Therapists Spill: How I Cope with Stress
None of us is immune to stress — not even the professionals who help others cope with theirs. In fact, sometimes it’s just as hard for clinicians. “I wish I were [an] expert at dealing with stress management. I find that I’m far better at guiding people to manage their stress than I am at taking my own advice, and managing my own,” said John Duffy, Ph.D, a clinical psychologist and author of the book The Available Parent: Radical Optimism for Raising Teens and Tweens.
But that’s why it’s so important to have an assortment of tools and techniques at your disposal. This way, when stress strikes, you have an army of options to deal with it healthfully.
Below, Duffy and other clinicians reveal how they reduce and manage their stress.
Before you can deal with stress, you need to recognize that you’re actually stressed out, which isn’t always obvious. “In order for me to de-stress, I need to acknowledge my stress-state in the first place,” Duffy said. For warning signs, he zeroes in on his body. “I have certain tells, like tapping my feet or slipping into a headache.”
Duffy de-stresses by writing, exercising and being with loved ones.
I write to de-stress, and this is highly effective for me. I get lost in that creative process, especially if I can get into the flow of it, and stress is a non-factor.
I can say the same for exercise. When I am running or working out, it is incongruous with stress for me.
Perhaps the best day-to-day stress manager in my life is spending time with my family and friends.

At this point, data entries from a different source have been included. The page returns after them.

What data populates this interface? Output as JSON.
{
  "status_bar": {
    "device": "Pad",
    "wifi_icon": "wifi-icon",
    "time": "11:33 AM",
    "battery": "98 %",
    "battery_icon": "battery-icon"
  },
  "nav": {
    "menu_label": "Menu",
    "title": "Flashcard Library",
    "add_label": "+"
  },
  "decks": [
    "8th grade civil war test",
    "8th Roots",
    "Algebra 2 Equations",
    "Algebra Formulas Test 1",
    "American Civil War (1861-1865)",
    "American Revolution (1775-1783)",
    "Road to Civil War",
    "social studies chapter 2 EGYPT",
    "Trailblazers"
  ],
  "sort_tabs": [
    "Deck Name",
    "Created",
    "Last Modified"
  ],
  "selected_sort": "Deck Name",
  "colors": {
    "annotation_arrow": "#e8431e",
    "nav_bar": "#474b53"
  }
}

And I know that if I’m laughing, I’m good.
I have so many things I do when I’m stressed out. I’m a very sense-oriented person, so my de-stressing toolkit involves cooking, gardening, painting, meditation, yoga, catnapping, taking a walk, listening to music, lingering in the fresh air of an open window, a lavender-scented bath or nursing a cup of chamomile tea.
I have to say that I truly make “time for me” a significant priority, even if it means sitting in my car for just a few minutes during a busy day with the sunroof open, my seat tilted back just right, the radio playing soft jazz while I sip a warm latte. Just don’t bother me should you spot me in the Starbucks parking lot, okay?
Jeffrey Sumber, M.A., a psychotherapist, author and teacher, takes a meditative – and humorous — approach to stress.
When I’m stressed out I like to cook really healthy food. I like to spend time at Whole Foods getting super clean ingredients and then I like to chop vegetables, make sauces, etc., until I have a great tasting, healthy dish to enjoy.
The process is meditative and ideal for me on practical levels as well! Then I take a picture of the dish and post it to Facebook so my friends are jealous.
I also like to take the dog for a long walk so I can sort of zone out while he enjoys his exercise.